[Component data from apps and pages]

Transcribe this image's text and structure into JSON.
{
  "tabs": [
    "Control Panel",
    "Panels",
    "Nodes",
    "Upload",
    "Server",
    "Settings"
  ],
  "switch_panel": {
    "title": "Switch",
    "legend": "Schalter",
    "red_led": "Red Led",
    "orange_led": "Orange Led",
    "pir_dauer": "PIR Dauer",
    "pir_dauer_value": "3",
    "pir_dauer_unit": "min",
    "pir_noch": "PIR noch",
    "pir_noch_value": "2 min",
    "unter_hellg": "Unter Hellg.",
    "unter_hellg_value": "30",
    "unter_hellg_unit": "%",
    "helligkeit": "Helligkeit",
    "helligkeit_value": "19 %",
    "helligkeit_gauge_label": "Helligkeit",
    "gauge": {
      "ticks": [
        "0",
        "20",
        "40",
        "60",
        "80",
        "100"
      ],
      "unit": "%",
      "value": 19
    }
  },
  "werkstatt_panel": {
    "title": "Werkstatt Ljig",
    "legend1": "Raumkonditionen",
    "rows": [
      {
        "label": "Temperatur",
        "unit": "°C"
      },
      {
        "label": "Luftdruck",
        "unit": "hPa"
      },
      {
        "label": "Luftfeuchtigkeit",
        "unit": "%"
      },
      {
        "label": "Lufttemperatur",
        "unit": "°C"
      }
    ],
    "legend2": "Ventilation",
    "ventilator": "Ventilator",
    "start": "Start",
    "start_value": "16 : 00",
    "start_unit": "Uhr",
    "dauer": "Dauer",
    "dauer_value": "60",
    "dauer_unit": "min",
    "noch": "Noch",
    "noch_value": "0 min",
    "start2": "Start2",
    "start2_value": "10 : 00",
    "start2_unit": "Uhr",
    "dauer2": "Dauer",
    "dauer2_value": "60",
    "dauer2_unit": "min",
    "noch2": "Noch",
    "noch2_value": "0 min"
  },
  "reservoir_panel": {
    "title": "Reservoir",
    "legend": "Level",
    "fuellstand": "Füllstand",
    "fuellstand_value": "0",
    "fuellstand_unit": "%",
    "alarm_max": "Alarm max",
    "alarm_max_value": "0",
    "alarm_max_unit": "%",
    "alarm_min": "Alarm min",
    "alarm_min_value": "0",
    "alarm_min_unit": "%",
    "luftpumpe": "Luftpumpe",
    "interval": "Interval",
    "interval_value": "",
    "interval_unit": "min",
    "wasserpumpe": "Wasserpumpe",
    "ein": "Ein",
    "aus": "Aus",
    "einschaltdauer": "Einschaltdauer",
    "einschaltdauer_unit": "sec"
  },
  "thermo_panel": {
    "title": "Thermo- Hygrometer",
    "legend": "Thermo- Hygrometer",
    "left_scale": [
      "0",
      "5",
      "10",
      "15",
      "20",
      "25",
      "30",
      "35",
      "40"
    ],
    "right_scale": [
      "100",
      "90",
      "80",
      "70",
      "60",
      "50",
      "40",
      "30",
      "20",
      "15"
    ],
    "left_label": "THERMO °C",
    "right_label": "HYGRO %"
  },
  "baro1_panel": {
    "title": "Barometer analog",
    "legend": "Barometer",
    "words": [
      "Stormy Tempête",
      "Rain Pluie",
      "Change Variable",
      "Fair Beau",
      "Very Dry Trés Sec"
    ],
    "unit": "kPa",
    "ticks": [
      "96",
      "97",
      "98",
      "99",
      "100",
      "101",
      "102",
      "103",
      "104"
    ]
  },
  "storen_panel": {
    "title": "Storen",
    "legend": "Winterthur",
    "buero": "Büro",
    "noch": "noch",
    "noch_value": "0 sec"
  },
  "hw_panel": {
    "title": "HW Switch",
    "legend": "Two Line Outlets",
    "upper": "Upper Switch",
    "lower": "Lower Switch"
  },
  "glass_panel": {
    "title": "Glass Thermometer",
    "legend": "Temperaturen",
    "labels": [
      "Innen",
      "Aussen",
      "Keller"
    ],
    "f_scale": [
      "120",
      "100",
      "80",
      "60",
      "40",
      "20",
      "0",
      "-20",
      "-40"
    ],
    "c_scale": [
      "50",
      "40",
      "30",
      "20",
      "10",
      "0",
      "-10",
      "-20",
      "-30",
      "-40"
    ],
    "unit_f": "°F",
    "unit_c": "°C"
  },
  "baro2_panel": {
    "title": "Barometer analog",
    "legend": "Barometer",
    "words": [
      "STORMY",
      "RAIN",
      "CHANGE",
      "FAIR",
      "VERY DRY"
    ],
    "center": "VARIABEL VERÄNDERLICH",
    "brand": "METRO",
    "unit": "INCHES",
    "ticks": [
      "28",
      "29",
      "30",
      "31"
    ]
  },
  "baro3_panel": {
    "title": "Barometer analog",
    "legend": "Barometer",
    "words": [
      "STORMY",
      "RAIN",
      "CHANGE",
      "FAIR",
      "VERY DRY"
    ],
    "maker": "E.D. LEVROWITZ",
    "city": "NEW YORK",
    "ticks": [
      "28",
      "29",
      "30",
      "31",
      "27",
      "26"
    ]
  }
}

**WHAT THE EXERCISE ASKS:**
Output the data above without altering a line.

**WRITTEN ANSWER:**
Transcribe this image's text and structure into JSON.
{
  "tabs": [
    "Control Panel",
    "Panels",
    "Nodes",
    "Upload",
    "Server",
    "Settings"
  ],
  "switch_panel": {
    "title": "Switch",
    "legend": "Schalter",
    "red_led": "Red Led",
    "orange_led": "Orange Led",
    "pir_dauer": "PIR Dauer",
    "pir_dauer_value": "3",
    "pir_dauer_unit": "min",
    "pir_noch": "PIR noch",
    "pir_noch_value": "2 min",
    "unter_hellg": "Unter Hellg.",
    "unter_hellg_value": "30",
    "unter_hellg_unit": "%",
    "helligkeit": "Helligkeit",
    "helligkeit_value": "19 %",
    "helligkeit_gauge_label": "Helligkeit",
    "gauge": {
      "ticks": [
        "0",
        "20",
        "40",
        "60",
        "80",
        "100"
      ],
      "unit": "%",
      "value": 19
    }
  },
  "werkstatt_panel": {
    "title": "Werkstatt Ljig",
    "legend1": "Raumkonditionen",
    "rows": [
      {
        "label": "Temperatur",
        "unit": "°C"
      },
      {
        "label": "Luftdruck",
        "unit": "hPa"
      },
      {
        "label": "Luftfeuchtigkeit",
        "unit": "%"
      },
      {
        "label": "Lufttemperatur",
        "unit": "°C"
      }
    ],
    "legend2": "Ventilation",
    "ventilator": "Ventilator",
    "start": "Start",
    "start_value": "16 : 00",
    "start_unit": "Uhr",
    "dauer": "Dauer",
    "dauer_value": "60",
    "dauer_unit": "min",
    "noch": "Noch",
    "noch_value": "0 min",
    "start2": "Start2",
    "start2_value": "10 : 00",
    "start2_unit": "Uhr",
    "dauer2": "Dauer",
    "dauer2_value": "60",
    "dauer2_unit": "min",
    "noch2": "Noch",
    "noch2_value": "0 min"
  },
  "reservoir_panel": {
    "title": "Reservoir",
    "legend": "Level",
    "fuellstand": "Füllstand",
    "fuellstand_value": "0",
    "fuellstand_unit": "%",
    "alarm_max": "Alarm max",
    "alarm_max_value": "0",
    "alarm_max_unit": "%",
    "alarm_min": "Alarm min",
    "alarm_min_value": "0",
    "alarm_min_unit": "%",
    "luftpumpe": "Luftpumpe",
    "interval": "Interval",
    "interval_value": "",
    "interval_unit": "min",
    "wasserpumpe": "Wasserpumpe",
    "ein": "Ein",
    "aus": "Aus",
    "einschaltdauer": "Einschaltdauer",
    "einschaltdauer_unit": "sec"
  },
  "thermo_panel": {
    "title": "Thermo- Hygrometer",
    "legend": "Thermo- Hygrometer",
    "left_scale": [
      "0",
      "5",
      "10",
      "15",
      "20",
      "25",
      "30",
      "35",
      "40"
    ],
    "right_scale": [
      "100",
      "90",
      "80",
      "70",
      "60",
      "50",
      "40",
      "30",
      "20",
      "15"
    ],
    "left_label": "THERMO °C",
    "right_label": "HYGRO %"
  },
  "baro1_panel": {
    "title": "Barometer analog",
    "legend": "Barometer",
    "words": [
      "Stormy Tempête",
      "Rain Pluie",
      "Change Variable",
      "Fair Beau",
      "Very Dry Trés Sec"
    ],
    "unit": "kPa",
    "ticks": [
      "96",
      "97",
      "98",
      "99",
      "100",
      "101",
      "102",
      "103",
      "104"
    ]
  },
  "storen_panel": {
    "title": "Storen",
    "legend": "Winterthur",
    "buero": "Büro",
    "noch": "noch",
    "noch_value": "0 sec"
  },
  "hw_panel": {
    "title": "HW Switch",
    "legend": "Two Line Outlets",
    "upper": "Upper Switch",
    "lower": "Lower Switch"
  },
  "glass_panel": {
    "title": "Glass Thermometer",
    "legend": "Temperaturen",
    "labels": [
      "Innen",
      "Aussen",
      "Keller"
    ],
    "f_scale": [
      "120",
      "100",
      "80",
      "60",
      "40",
      "20",
      "0",
      "-20",
      "-40"
    ],
    "c_scale": [
      "50",
      "40",
      "30",
      "20",
      "10",
      "0",
      "-10",
      "-20",
      "-30",
      "-40"
    ],
    "unit_f": "°F",
    "unit_c": "°C"
  },
  "baro2_panel": {
    "title": "Barometer analog",
    "legend": "Barometer",
    "words": [
      "STORMY",
      "RAIN",
      "CHANGE",
      "FAIR",
      "VERY DRY"
    ],
    "center": "VARIABEL VERÄNDERLICH",
    "brand": "METRO",
    "unit": "INCHES",
    "ticks": [
      "28",
      "29",
      "30",
      "31"
    ]
  },
  "baro3_panel": {
    "title": "Barometer analog",
    "legend": "Barometer",
    "words": [
      "STORMY",
      "RAIN",
      "CHANGE",
      "FAIR",
      "VERY DRY"
    ],
    "maker": "E.D. LEVROWITZ",
    "city": "NEW YORK",
    "ticks": [
      "28",
      "29",
      "30",
      "31",
      "27",
      "26"
    ]
  }
}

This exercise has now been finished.